Scientists from Massachusetts Institute of Technology have developed a platinum compound that is said to be as powerful as anticancer drug cisplatin but more effective in destroying tumour cells.

The new compound called, mitaplatin, combines cisplatin with another compound, dichloroacetate (DCA), that alters the properties of mitochondria selectively in cancer cells. Cancer cells switch their mitochondrial properties to change the way they metabolise glucose compared to normal cells, and DCA specifically targets the altered mitochondria, leaving normal cells intact.

“This differential effect conveys on mitaplatin the ability to kill cancer cells selectively in a co-culture with normal fibroblast cells, the latter being unaffected at the doses that we apply,” said Stephen Lippard, the Arthur Amos Noyes Professor of Chemistry.

During the study, chemists designed mitaplatin so that when it enters a cell, it releases cisplatin and two units of DCA by intracellular reduction. Therefore, mitaplatin can attack nuclear DNA with cisplatin and mitochondria with DCA. DCA promotes the release of cell-death-promoting factors from the mitochondria, enhancing the cancer cell-killing abilities of cisplatin.
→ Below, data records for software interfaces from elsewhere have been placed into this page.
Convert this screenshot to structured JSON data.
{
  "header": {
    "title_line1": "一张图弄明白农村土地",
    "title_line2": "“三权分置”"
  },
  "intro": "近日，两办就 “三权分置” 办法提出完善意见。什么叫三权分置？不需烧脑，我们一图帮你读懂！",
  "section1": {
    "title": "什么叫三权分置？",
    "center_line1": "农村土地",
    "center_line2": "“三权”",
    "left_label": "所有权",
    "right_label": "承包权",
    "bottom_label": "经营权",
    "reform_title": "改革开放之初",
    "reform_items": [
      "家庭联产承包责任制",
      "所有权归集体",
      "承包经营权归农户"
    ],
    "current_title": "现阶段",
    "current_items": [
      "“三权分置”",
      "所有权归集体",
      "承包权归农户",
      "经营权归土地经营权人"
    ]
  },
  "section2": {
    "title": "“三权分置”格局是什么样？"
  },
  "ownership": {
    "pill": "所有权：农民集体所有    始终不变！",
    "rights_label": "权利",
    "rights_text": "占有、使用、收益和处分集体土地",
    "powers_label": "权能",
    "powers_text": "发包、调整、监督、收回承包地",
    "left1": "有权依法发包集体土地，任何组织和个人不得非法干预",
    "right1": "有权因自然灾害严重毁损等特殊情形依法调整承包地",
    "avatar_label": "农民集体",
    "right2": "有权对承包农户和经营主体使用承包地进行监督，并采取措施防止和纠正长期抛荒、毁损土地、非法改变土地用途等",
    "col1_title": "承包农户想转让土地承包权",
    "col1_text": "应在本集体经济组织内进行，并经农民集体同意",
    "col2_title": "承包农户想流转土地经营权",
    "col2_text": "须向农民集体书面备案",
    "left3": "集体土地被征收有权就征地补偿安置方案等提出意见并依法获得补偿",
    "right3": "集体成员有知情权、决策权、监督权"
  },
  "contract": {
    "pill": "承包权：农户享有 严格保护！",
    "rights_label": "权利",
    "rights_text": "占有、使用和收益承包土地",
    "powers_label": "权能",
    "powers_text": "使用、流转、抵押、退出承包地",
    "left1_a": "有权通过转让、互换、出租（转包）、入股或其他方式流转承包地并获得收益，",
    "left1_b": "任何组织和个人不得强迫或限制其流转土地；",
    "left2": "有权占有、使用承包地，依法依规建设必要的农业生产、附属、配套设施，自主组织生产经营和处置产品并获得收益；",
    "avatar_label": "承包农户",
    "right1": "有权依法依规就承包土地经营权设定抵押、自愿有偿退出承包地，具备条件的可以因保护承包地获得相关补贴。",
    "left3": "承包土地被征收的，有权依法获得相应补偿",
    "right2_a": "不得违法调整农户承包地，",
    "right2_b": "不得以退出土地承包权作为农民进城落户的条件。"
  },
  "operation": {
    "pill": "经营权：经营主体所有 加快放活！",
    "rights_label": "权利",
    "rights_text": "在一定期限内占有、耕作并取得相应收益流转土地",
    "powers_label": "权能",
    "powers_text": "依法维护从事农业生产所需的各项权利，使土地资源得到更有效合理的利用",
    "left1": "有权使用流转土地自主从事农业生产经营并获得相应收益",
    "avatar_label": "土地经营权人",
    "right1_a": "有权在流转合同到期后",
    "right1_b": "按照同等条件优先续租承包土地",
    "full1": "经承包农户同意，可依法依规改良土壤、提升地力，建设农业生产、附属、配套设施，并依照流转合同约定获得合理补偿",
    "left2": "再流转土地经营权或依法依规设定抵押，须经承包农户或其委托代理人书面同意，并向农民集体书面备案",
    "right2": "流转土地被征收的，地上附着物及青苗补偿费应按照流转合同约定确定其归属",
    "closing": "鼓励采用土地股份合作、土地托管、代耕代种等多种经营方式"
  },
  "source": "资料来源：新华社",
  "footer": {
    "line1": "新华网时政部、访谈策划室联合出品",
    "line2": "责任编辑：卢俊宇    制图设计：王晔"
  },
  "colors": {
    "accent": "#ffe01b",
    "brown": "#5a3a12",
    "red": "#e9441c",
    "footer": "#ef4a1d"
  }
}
The study has shown that in rodents, mitaplatin can be tolerated at much higher doses than cisplatin, and they have begun studies in mice transplanted with human tissues.

If those results are promising, the researchers plan to conduct further studies demonstrating mitaplatin’s ability in cancer therapy.